**GIVEN INFORMATION**.
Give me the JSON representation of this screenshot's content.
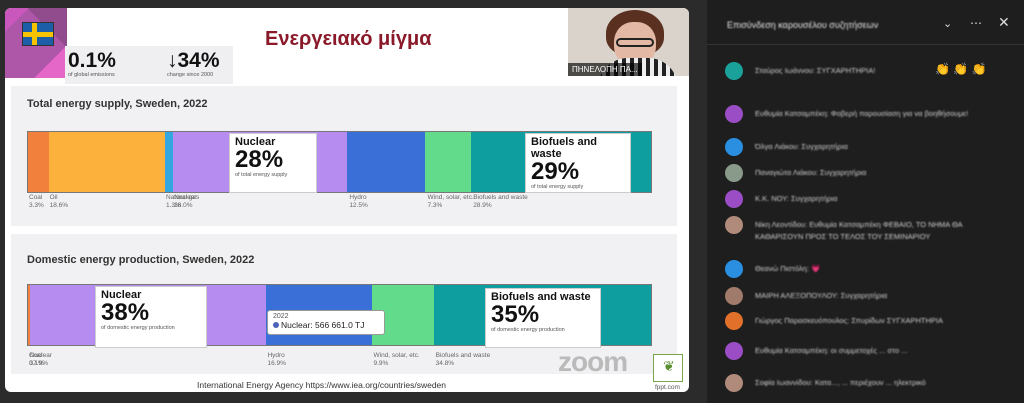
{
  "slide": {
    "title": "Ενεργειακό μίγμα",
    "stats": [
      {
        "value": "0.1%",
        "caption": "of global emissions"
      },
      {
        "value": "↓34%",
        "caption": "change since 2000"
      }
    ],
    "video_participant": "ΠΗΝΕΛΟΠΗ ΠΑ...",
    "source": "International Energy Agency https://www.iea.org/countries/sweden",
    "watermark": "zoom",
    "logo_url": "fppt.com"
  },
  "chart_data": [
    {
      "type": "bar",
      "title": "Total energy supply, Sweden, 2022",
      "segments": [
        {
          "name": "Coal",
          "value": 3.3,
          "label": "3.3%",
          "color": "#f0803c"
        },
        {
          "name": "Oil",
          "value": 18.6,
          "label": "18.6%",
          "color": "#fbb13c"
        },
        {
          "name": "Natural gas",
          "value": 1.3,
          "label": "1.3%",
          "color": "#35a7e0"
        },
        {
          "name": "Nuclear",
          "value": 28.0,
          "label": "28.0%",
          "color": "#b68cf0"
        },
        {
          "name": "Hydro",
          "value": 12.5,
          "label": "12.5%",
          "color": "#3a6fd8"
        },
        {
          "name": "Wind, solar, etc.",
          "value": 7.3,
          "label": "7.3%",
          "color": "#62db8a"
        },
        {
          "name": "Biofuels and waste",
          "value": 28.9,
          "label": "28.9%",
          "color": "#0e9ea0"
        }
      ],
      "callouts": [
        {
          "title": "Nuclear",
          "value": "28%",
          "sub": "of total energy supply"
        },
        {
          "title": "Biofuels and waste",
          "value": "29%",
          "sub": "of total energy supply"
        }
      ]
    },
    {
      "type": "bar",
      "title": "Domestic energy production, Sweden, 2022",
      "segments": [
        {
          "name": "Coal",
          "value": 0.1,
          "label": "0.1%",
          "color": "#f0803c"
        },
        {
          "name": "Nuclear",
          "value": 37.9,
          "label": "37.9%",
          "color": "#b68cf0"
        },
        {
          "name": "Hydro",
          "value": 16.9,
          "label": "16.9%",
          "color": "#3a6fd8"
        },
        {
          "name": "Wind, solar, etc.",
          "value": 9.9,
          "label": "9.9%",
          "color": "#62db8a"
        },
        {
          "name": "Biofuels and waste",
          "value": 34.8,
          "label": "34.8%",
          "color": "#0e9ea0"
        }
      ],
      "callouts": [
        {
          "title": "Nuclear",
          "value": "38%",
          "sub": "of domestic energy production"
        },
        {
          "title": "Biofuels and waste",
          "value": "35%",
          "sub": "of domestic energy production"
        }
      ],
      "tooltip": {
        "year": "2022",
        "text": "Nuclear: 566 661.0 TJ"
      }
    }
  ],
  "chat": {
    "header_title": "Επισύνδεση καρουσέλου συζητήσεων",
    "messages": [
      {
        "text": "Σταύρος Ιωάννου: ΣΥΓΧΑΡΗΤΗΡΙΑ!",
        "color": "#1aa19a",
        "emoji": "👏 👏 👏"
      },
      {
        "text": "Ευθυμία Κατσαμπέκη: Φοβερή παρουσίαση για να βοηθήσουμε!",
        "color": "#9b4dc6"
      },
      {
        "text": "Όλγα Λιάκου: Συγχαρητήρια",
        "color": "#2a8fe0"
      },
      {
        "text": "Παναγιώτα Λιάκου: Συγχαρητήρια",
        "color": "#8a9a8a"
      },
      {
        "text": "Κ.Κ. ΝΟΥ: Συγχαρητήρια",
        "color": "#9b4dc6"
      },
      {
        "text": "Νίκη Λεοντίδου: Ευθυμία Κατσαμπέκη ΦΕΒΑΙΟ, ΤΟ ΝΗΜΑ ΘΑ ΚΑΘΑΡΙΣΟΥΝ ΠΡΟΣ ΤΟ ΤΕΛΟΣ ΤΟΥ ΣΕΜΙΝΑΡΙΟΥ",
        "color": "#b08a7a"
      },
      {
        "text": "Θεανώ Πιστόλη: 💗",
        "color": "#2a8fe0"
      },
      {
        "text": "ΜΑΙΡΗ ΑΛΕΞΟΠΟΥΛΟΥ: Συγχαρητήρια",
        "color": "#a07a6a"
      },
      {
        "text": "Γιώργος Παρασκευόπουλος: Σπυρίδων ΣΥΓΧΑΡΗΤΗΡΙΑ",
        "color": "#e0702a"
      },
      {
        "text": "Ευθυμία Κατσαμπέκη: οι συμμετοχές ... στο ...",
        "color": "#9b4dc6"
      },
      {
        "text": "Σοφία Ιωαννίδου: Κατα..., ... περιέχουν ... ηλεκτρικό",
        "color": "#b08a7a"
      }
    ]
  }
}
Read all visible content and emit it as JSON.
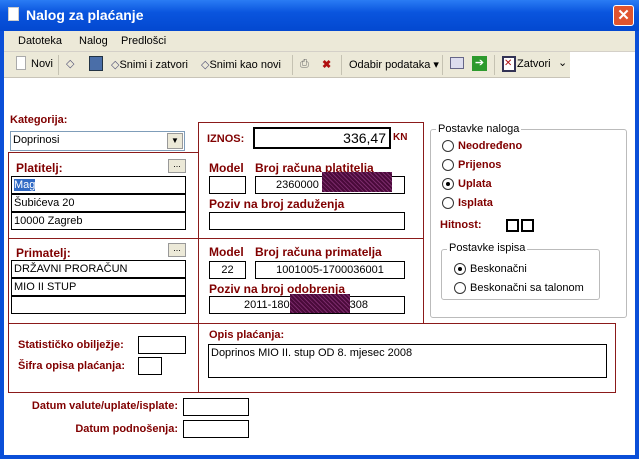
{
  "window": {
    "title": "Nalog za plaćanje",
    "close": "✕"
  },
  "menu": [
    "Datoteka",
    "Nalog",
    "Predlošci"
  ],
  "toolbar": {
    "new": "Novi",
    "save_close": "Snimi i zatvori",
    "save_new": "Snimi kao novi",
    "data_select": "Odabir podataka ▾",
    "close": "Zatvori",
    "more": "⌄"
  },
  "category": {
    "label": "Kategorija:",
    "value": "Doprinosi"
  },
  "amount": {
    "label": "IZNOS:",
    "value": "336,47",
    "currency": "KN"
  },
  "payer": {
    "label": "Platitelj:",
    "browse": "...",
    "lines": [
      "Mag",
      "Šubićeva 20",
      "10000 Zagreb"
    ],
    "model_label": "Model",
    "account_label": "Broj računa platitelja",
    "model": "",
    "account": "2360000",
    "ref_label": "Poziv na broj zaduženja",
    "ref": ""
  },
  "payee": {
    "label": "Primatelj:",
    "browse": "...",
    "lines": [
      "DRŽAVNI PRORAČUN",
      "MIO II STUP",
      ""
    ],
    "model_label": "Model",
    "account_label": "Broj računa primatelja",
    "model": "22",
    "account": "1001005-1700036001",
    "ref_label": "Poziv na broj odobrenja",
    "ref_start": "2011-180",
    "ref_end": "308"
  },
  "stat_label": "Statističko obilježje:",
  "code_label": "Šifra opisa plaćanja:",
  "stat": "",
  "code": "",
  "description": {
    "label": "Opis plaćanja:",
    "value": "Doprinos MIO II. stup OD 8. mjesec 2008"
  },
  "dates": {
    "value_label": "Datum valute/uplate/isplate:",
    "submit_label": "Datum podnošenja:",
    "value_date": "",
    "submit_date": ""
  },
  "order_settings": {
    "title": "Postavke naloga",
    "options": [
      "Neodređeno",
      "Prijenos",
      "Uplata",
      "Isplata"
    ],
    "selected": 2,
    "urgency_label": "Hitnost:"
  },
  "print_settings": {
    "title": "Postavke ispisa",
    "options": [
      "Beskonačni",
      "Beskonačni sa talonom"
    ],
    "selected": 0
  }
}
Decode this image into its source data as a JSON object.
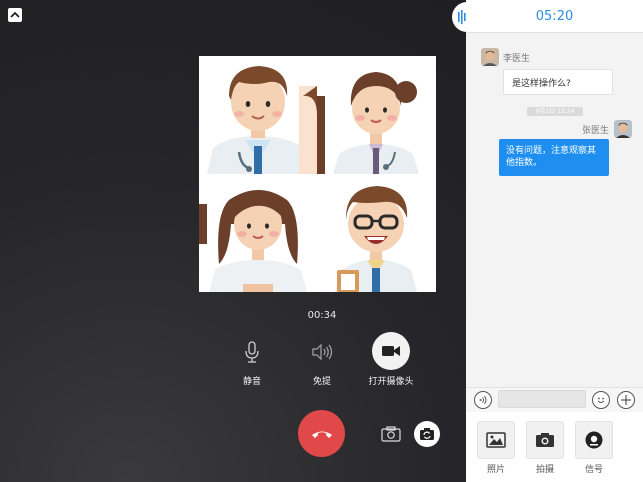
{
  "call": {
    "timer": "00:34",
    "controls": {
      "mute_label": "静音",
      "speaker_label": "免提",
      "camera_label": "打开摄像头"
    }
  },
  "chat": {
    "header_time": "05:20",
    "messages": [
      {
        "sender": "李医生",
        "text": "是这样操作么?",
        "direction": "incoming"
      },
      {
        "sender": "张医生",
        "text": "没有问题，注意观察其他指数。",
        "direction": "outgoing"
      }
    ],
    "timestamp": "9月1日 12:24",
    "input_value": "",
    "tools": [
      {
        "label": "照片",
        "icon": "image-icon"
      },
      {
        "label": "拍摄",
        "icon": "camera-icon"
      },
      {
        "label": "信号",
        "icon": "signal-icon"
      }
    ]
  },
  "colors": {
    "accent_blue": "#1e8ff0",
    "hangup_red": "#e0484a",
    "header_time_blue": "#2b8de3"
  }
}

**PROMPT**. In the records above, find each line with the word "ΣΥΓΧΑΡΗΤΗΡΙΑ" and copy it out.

**RESULT OF THE EXERCISE**.
        "text": "Σταύρος Ιωάννου: ΣΥΓΧΑΡΗΤΗΡΙΑ!",
        "text": "Γιώργος Παρασκευόπουλος: Σπυρίδων ΣΥΓΧΑΡΗΤΗΡΙΑ",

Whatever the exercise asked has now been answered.